by Matt Higgins
day revolves around surfing,” said Kenny Ashburn. The
South Buffalo native was on the phone last week talking from
Hawaii, where he lives. “It beats going to the Elmwood
Strip and getting fucked up every night. I did that for a
while. I would be dead if I kept at that.”
began surfing about 10 years ago on Lake Erie after visiting
Virginia Beach. He saw surfers riding waves smaller than what
he was used to back home. So he bought a board and brought
it to Buffalo, then paddled out and began catching waves.
Soon he met other surfers in the area and began to learn the
best spots. Eventually he caught the bug big-time and moved
to Hawaii to dedicate himself to surfing.
50 hardcore surfers remain in the Niagara Frontier, including
Canada, and hundreds more are spread out over the other four
Great Lakes. They are all hearty guys – and women --
who surf in thick wetsuits late in the season when the water
and air are freezing, and the waves get big due to fall and
have been riding waves in the Great Lakes for 40 years. The
Wyldewood (Ontario) Surf Club, a local group of surfers from
the U.S. and Canada, was founded in the mid-1960s. Still,
little is known about Great Lakes surfers, even though there
are hundreds of them.
they are finally getting their due: A surfer from Grand Haven,
Michigan, has made a paean to Great Lakes surfing with his
film “Unsalted.” It depicts the sport’s
intensity, along with some history.
are awesome. Chances are you’ve never seen waves like
these on the lakes. If you have, you’ve never considered
paddling into them. Some of the waves in the film are easily
15 feet. Big, nasty foaming monsters. A few local Lake Erie
surfers are depicted in “Unsalted,” carving big
waves on the Canadian side of the lake near Port Colborne
during some nasty weather in late fall.
there are few nice days at the beach for Lakes surfers. If
the wind is howling out of the southwest, and you wouldn’t
think of going to the beach, then there might be surf, according
can tell: If you drive to the Peace Bridge and waves are going

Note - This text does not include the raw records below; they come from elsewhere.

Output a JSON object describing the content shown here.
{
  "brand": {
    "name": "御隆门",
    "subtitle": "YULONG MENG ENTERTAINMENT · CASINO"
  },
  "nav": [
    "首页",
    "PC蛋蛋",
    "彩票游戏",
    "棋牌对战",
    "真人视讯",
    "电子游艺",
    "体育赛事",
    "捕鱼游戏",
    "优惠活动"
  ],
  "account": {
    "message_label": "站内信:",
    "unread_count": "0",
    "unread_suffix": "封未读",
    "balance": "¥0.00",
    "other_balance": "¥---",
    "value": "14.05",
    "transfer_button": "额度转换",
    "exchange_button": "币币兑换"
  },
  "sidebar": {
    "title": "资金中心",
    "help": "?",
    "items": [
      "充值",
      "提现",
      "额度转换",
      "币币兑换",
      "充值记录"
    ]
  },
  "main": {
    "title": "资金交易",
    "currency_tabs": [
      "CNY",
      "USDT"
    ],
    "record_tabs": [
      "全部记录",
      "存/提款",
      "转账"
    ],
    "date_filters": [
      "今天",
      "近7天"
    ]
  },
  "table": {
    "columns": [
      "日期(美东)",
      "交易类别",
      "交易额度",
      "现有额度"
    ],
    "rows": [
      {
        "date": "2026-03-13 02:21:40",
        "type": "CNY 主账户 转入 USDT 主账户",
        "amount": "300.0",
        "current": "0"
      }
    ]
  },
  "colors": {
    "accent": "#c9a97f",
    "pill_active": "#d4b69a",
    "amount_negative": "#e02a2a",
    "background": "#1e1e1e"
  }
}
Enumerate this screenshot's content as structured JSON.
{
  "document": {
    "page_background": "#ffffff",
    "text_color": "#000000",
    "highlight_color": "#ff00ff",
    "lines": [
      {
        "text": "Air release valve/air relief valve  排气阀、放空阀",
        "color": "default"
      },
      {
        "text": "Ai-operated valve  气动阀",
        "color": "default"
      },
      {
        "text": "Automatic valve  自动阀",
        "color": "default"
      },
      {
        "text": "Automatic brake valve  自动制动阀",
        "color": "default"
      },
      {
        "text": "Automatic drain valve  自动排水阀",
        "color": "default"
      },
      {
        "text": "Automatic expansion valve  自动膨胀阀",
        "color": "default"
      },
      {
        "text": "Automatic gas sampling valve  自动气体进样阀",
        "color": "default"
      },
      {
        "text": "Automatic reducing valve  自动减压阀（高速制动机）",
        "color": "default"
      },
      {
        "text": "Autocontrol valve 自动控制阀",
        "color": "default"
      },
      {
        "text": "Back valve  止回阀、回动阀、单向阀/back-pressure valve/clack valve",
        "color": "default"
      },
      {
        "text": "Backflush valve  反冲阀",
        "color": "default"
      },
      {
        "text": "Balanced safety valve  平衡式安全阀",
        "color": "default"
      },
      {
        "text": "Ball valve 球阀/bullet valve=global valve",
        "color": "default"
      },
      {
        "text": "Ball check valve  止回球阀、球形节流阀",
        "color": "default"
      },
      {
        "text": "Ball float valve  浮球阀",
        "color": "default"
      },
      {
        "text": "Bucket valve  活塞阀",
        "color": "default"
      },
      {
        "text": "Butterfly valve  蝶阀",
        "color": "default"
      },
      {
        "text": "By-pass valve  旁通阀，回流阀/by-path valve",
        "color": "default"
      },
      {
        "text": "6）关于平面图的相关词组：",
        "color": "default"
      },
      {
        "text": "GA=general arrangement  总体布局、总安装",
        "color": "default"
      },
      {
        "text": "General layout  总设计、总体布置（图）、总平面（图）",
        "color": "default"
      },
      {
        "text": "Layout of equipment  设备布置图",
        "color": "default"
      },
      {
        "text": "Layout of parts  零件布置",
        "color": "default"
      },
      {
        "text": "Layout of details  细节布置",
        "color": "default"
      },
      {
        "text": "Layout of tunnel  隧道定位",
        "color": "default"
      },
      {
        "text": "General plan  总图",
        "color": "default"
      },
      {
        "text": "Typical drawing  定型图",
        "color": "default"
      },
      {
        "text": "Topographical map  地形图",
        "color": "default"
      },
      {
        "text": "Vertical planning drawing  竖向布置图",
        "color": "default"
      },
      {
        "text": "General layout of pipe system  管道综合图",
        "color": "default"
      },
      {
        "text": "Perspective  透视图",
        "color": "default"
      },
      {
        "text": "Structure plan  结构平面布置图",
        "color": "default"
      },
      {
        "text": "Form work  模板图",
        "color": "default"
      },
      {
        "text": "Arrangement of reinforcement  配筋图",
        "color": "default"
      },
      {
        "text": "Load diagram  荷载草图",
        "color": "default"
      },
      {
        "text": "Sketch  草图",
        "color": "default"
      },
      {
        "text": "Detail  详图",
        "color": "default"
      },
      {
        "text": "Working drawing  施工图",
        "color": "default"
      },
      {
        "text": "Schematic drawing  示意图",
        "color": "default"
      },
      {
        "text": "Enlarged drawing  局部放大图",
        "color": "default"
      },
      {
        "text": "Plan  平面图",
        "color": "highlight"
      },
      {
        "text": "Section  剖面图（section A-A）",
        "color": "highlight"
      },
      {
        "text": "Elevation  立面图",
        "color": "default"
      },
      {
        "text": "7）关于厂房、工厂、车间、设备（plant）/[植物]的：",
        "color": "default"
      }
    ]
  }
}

over the break wall, then it’s going off in Canada.”
will be screened in Toronto June 26 at 6 and 9 p.m., at The
Fox, 2236 Queen Street East. Call 416-691-7330 for information.